*** Given records ***

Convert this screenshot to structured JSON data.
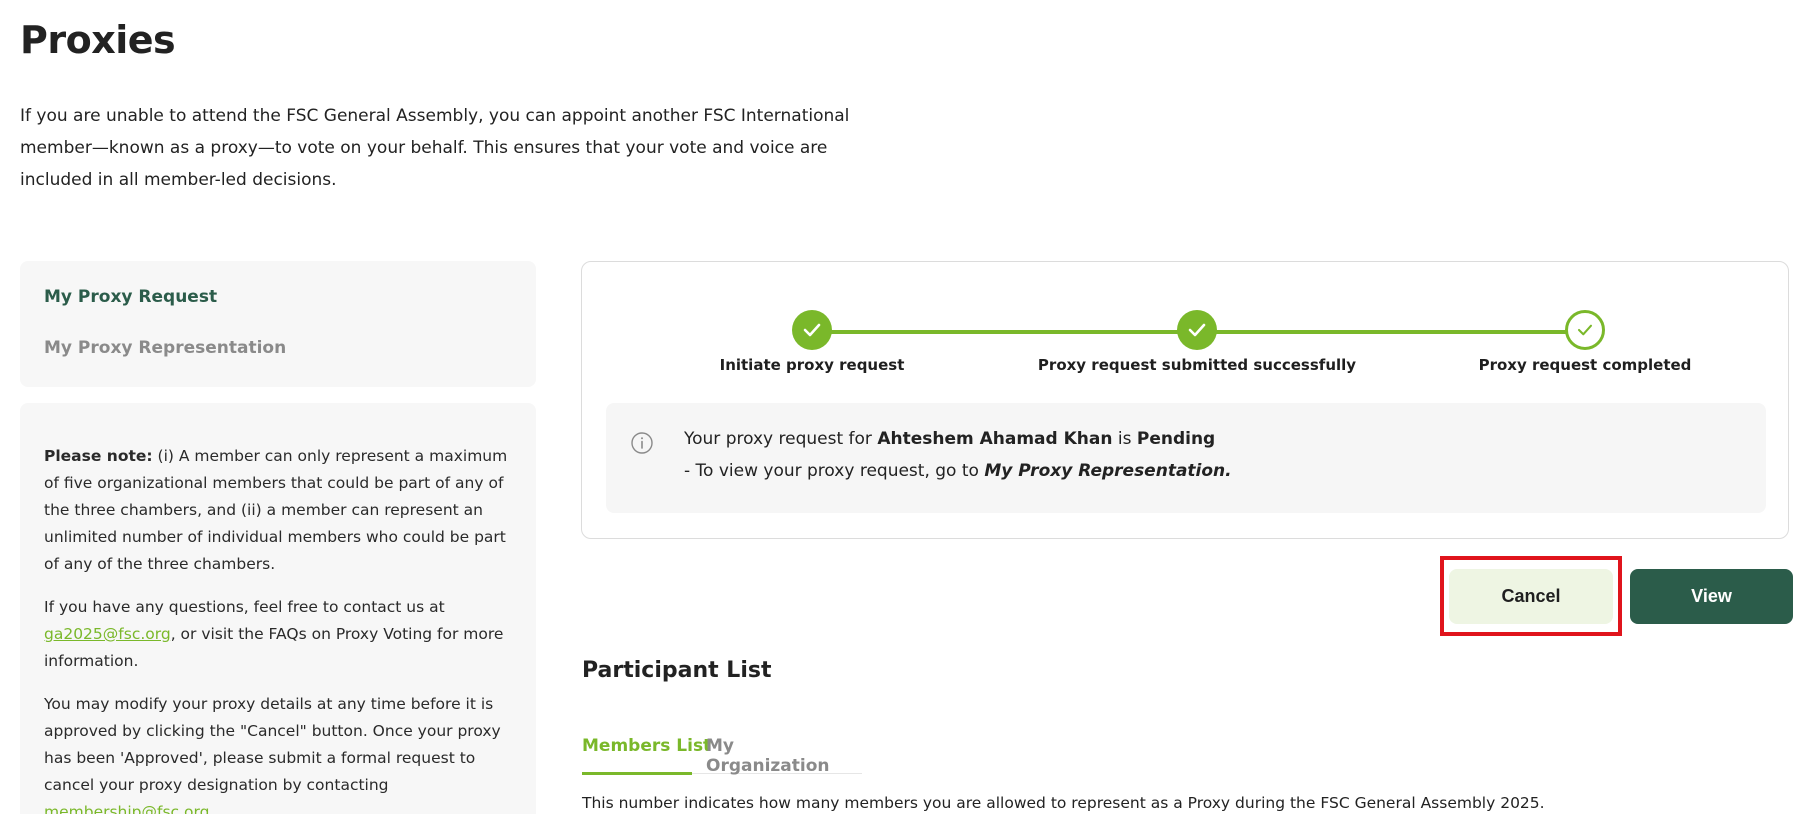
{
  "page": {
    "title": "Proxies",
    "intro": "If you are unable to attend the FSC General Assembly, you can appoint another FSC International member—known as a proxy—to vote on your behalf. This ensures that your vote and voice are included in all member-led decisions."
  },
  "nav": {
    "items": [
      {
        "label": "My Proxy Request",
        "active": true
      },
      {
        "label": "My Proxy Representation",
        "active": false
      }
    ]
  },
  "note": {
    "label": "Please note:",
    "text1": " (i) A member can only represent a maximum of five organizational members that could be part of any of the three chambers, and (ii) a member can represent an unlimited number of individual members who could be part of any of the three chambers.",
    "contact_prefix": "If you have any questions, feel free to contact us at ",
    "contact_email": "ga2025@fsc.org",
    "contact_suffix": ", or visit the FAQs on Proxy Voting for more information.",
    "modify_text": "You may modify your proxy details at any time before it is approved by clicking the \"Cancel\" button. Once your proxy has been 'Approved', please submit a formal request to cancel your proxy designation by contacting ",
    "membership_email": "membership@fsc.org"
  },
  "stepper": {
    "steps": [
      {
        "label": "Initiate proxy request",
        "status": "done"
      },
      {
        "label": "Proxy request submitted successfully",
        "status": "done"
      },
      {
        "label": "Proxy request completed",
        "status": "outline"
      }
    ],
    "color": "#7ab82a"
  },
  "info": {
    "line1_prefix": "Your proxy request for ",
    "member_name": "Ahteshem Ahamad Khan",
    "line1_mid": " is ",
    "status": "Pending",
    "line2_prefix": "- To view your proxy request, go to ",
    "line2_link": "My Proxy Representation."
  },
  "actions": {
    "cancel_label": "Cancel",
    "view_label": "View"
  },
  "participants": {
    "title": "Participant List",
    "tabs": [
      {
        "label": "Members List",
        "active": true
      },
      {
        "label": "My Organization",
        "active": false
      }
    ],
    "footnote": "This number indicates how many members you are allowed to represent as a Proxy during the FSC General Assembly 2025."
  },
  "colors": {
    "accent_green": "#7ab82a",
    "dark_green": "#2b5c4a",
    "highlight_red": "#e0141c"
  }
}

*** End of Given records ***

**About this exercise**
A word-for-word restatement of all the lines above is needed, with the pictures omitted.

**Written solution**
Convert this screenshot to structured JSON data.
{
  "page": {
    "title": "Proxies",
    "intro": "If you are unable to attend the FSC General Assembly, you can appoint another FSC International member—known as a proxy—to vote on your behalf. This ensures that your vote and voice are included in all member-led decisions."
  },
  "nav": {
    "items": [
      {
        "label": "My Proxy Request",
        "active": true
      },
      {
        "label": "My Proxy Representation",
        "active": false
      }
    ]
  },
  "note": {
    "label": "Please note:",
    "text1": " (i) A member can only represent a maximum of five organizational members that could be part of any of the three chambers, and (ii) a member can represent an unlimited number of individual members who could be part of any of the three chambers.",
    "contact_prefix": "If you have any questions, feel free to contact us at ",
    "contact_email": "ga2025@fsc.org",
    "contact_suffix": ", or visit the FAQs on Proxy Voting for more information.",
    "modify_text": "You may modify your proxy details at any time before it is approved by clicking the \"Cancel\" button. Once your proxy has been 'Approved', please submit a formal request to cancel your proxy designation by contacting ",
    "membership_email": "membership@fsc.org"
  },
  "stepper": {
    "steps": [
      {
        "label": "Initiate proxy request",
        "status": "done"
      },
      {
        "label": "Proxy request submitted successfully",
        "status": "done"
      },
      {
        "label": "Proxy request completed",
        "status": "outline"
      }
    ],
    "color": "#7ab82a"
  },
  "info": {
    "line1_prefix": "Your proxy request for ",
    "member_name": "Ahteshem Ahamad Khan",
    "line1_mid": " is ",
    "status": "Pending",
    "line2_prefix": "- To view your proxy request, go to ",
    "line2_link": "My Proxy Representation."
  },
  "actions": {
    "cancel_label": "Cancel",
    "view_label": "View"
  },
  "participants": {
    "title": "Participant List",
    "tabs": [
      {
        "label": "Members List",
        "active": true
      },
      {
        "label": "My Organization",
        "active": false
      }
    ],
    "footnote": "This number indicates how many members you are allowed to represent as a Proxy during the FSC General Assembly 2025."
  },
  "colors": {
    "accent_green": "#7ab82a",
    "dark_green": "#2b5c4a",
    "highlight_red": "#e0141c"
  }
}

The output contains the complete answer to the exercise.